Glossary of Basic Cooking Terms
AL DENTE: Slightly undercooked, to a chewy consistency, from the Italian phrase “to the tooth.”Usually refers to the cooking of pasta but also applies to vegetables that are blanched,left still slightly crisp.
ASPIC:A jelly made from clarified meat, poultry, fish or vegetable stock.
AU JUS:Roasted beef, lamb, or poultry served with natural pan juices that accumulate during their cooking.
July 27, 2009 No Comments
U.S./Metric Weights and Measures
1 pinch = less than 1/8 dry teaspoon
1 dash = 3 drops to 1/4 liquid teaspoon
1 teaspoon = 5 ml
3 teaspoons = 1 tablespoon = 1/2 liquid or dry ounce = 15 ml
2 tablespoons = 1 liquid or dry ounce = 30 ml
4 tablespoons = 1/4 cup = 2 liquid or dry ounces = 60 ml
5 1/3 tablespoons = 1/3 cup = 80 ml
8 tablespoons = 1/2 cup = 4 ounces = 120 ml
10 2/3 tablespoons = 2/3 cup = 160 ml
July 25, 2009 1 Comment
These are emergency substitutions: the recipe result will not be as good and will vary, these are some stand-ins for your staples… just in case.

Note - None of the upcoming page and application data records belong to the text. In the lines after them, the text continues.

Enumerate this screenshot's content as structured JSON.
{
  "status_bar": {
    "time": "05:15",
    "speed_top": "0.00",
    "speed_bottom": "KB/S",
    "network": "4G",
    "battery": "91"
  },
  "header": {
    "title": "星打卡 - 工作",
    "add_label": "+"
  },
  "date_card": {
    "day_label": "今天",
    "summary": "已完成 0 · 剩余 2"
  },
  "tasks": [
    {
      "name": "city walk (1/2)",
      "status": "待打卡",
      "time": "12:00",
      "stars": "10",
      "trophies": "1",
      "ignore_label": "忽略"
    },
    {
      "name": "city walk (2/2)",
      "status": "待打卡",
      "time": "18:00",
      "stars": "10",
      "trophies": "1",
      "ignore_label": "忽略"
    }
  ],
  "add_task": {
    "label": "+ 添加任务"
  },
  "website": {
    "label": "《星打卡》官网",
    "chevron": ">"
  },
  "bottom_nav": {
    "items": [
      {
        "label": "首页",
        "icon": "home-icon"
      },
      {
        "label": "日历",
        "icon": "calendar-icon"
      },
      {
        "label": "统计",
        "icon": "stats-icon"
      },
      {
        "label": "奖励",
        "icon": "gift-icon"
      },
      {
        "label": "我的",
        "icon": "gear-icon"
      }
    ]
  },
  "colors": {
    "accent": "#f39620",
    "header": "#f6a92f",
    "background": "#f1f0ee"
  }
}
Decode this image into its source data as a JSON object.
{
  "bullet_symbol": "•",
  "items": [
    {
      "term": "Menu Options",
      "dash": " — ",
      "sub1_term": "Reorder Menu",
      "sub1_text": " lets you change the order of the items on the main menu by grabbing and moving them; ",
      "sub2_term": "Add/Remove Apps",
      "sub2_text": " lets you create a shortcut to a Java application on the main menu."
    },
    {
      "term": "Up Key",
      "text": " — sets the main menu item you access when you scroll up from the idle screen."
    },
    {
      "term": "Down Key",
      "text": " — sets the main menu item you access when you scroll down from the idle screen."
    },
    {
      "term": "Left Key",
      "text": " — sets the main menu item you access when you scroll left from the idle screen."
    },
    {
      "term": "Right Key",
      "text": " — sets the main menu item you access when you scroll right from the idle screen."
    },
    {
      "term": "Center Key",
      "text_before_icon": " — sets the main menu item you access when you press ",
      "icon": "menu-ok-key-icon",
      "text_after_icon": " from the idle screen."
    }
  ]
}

1 cup light brown sugar = 1 cup granulated sugar plus 1/4 cup molasses
1 cup dark brown sugar = 1 cup granulated sugar plus 1/2 cup molasses
1 cup granulated sugar = 1 cup honey plus 1/2 teaspoon baking soda -or- 1 cup maple syrup plus 1/4 teaspoon baking soda
1 cup corn syrup = 1 cup honey or 1 cup maple syrup
1 cup sifted cake flour = 3/4 cup sifted all purpose flour plus 2 tablespoons cornstarch
July 24, 2009 No Comments
The Basic Kitchen — Small Electrics
1 heavy-duty blender
1 countertop toaster oven
1 small scale with reading for pounds and grams
1 electric hand mixer
1 food processor, 7 cup capacity
July 22, 2009 1 Comment
The Basic Kitchen — Baking Equipment
5 cake pans, with non-stick surfaces:
2 9-inch round
1 9-inch springform
2 8-inch round
July 21, 2009 1 Comment
The Basic Kitchen — Utensils, Measuring, Bowls
1 set of at least 4 nested mixing bowls, glass
1 set of at least 4 nested mixing bowls, metal
1 set stainless steel measuring spoons
1 set stainless steel measuring cups, for dry ingredients
July 19, 2009 1 Comment